I became the first in the 100-year family tree to go to college. I picked Santa Fe Community College in Gainesville, Florida. It was a first-year baseball program. The coach pointed to the forest and said our field will be there. I helped build it.
I did well and received my two-year degree. I had to study into the wee hours every night. Years later, my JUCO coach told me that my mom told him I wouldn’t make it.
Now what? I had a lot of back and forth on what do, but the short story is I found my way on to the University of Miami baseball team and we won the College World Series in 1985.
You had to be good and have the right fit to be on a Division I team. I was good but not great like many of the others on the team. I graduated with an accounting degree and passed the CPA exam same year.
I pitched in men’s baseball leagues until 53, and coached all my kids in baseball and softball for 10 to 15 years.
I was giving back to the sport that gave me the opportunity. My oldest just graduated college last week and she is fourth in family to do so. My son found some of my grades and ACT score about a month ago and asked how I got to where I am.
All heart, buddy. Like sports, give it your all and you can overcome adversity.
That’s why I like (any) sports every day and that’s my story.
Rick Kosek grew up in Youngstown, Ohio, and currently lives in Atlanta.

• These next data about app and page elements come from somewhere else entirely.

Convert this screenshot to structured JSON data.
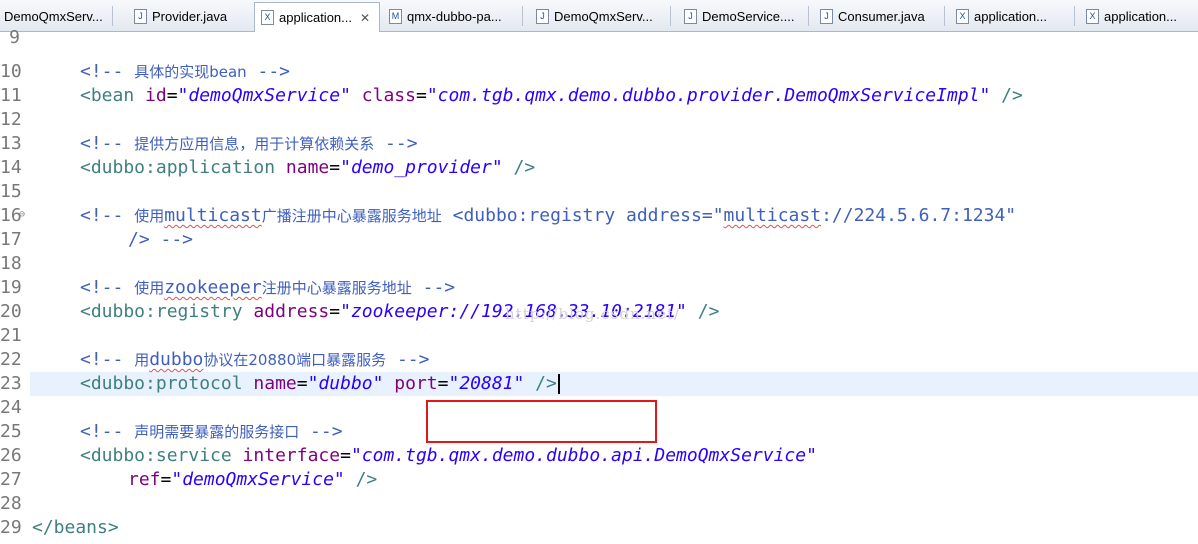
{
  "tabs": [
    {
      "label": "DemoQmxServ...",
      "icon": "java-file-icon",
      "active": false
    },
    {
      "label": "Provider.java",
      "icon": "java-file-icon",
      "active": false
    },
    {
      "label": "application...",
      "icon": "xml-file-icon",
      "active": true
    },
    {
      "label": "qmx-dubbo-pa...",
      "icon": "maven-pom-icon",
      "active": false
    },
    {
      "label": "DemoQmxServ...",
      "icon": "java-file-icon",
      "active": false
    },
    {
      "label": "DemoService....",
      "icon": "java-file-icon",
      "active": false
    },
    {
      "label": "Consumer.java",
      "icon": "java-file-icon",
      "active": false
    },
    {
      "label": "application...",
      "icon": "xml-file-icon",
      "active": false
    },
    {
      "label": "application...",
      "icon": "xml-file-icon",
      "active": false
    }
  ],
  "editor": {
    "line_numbers": [
      "9",
      "10",
      "11",
      "12",
      "13",
      "14",
      "15",
      "16",
      "17",
      "18",
      "19",
      "20",
      "21",
      "22",
      "23",
      "24",
      "25",
      "26",
      "27",
      "28",
      "29"
    ],
    "lines": [
      {
        "cm_open": "<!-- ",
        "text": "具体的实现bean",
        "cm_close": " -->"
      },
      {
        "tag": "<bean",
        "attr1": " id",
        "eq1": "=",
        "val1": "\"demoQmxService\"",
        "attr2": " class",
        "eq2": "=",
        "val2": "\"com.tgb.qmx.demo.dubbo.provider.DemoQmxServiceImpl\"",
        "end": " />"
      },
      {
        "cm_open": "<!-- ",
        "text": "提供方应用信息，用于计算依赖关系",
        "cm_close": " -->"
      },
      {
        "tag": "<dubbo:application",
        "attr1": " name",
        "eq1": "=",
        "val1": "\"demo_provider\"",
        "end": " />"
      },
      {
        "cm_open": "<!-- ",
        "pre": "使用",
        "word": "multicast",
        "post": "广播注册中心暴露服务地址",
        "rest": " <dubbo:registry address=\"",
        "word2": "multicast",
        "rest2": "://224.5.6.7:1234\""
      },
      {
        "cont": "/> -->"
      },
      {
        "cm_open": "<!-- ",
        "pre": "使用",
        "word": "zookeeper",
        "post": "注册中心暴露服务地址",
        "cm_close": " -->"
      },
      {
        "tag": "<dubbo:registry",
        "attr1": " address",
        "eq1": "=",
        "val1": "\"zookeeper://192.168.33.10:2181\"",
        "end": " />"
      },
      {
        "cm_open": "<!-- ",
        "pre": "用",
        "word": "dubbo",
        "post": "协议在20880端口暴露服务",
        "cm_close": " -->"
      },
      {
        "tag": "<dubbo:protocol",
        "attr1": " name",
        "eq1": "=",
        "val1": "\"dubbo\"",
        "attr2": " port",
        "eq2": "=",
        "val2": "\"20881\"",
        "end": " />"
      },
      {
        "cm_open": "<!-- ",
        "text": "声明需要暴露的服务接口",
        "cm_close": " -->"
      },
      {
        "tag": "<dubbo:service",
        "attr1": " interface",
        "eq1": "=",
        "val1": "\"com.tgb.qmx.demo.dubbo.api.DemoQmxService\""
      },
      {
        "attr1": "ref",
        "eq1": "=",
        "val1": "\"demoQmxService\"",
        "end": " />"
      },
      {
        "tag": "</beans>"
      }
    ]
  },
  "watermark": "http://blog.csdn.net/"
}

Sign up for one of our awesome newsletters to get more stories like these:
GOOD SPORTS:Weekly look at the stories of good throughout the sports world